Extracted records
■ ■ ■ ■

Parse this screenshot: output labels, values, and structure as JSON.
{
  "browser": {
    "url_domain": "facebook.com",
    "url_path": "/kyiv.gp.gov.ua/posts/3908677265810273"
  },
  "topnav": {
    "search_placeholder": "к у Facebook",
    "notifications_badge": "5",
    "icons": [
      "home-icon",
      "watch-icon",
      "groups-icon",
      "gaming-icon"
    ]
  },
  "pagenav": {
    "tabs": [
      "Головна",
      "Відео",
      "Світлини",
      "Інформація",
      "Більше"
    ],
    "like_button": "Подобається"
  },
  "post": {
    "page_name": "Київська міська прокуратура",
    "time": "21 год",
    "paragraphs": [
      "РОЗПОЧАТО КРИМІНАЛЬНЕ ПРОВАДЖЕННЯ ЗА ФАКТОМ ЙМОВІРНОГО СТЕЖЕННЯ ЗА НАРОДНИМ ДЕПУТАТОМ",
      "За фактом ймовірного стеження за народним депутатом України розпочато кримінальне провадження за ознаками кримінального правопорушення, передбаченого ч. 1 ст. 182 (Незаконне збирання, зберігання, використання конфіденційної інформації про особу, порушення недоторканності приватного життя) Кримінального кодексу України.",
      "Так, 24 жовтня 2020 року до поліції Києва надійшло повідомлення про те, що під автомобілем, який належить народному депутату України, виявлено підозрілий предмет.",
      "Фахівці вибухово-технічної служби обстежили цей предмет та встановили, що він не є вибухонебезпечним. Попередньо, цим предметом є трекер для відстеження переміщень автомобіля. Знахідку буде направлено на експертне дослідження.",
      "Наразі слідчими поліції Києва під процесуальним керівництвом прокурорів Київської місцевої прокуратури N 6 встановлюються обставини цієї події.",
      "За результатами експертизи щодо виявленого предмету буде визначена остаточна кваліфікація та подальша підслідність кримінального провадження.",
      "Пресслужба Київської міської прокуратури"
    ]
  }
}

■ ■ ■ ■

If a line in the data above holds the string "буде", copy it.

Exercise result
      "Фахівці вибухово-технічної служби обстежили цей предмет та встановили, що він не є вибухонебезпечним. Попередньо, цим предметом є трекер для відстеження переміщень автомобіля. Знахідку буде направлено на експертне дослідження.",
      "За результатами експертизи щодо виявленого предмету буде визначена остаточна кваліфікація та подальша підслідність кримінального провадження.",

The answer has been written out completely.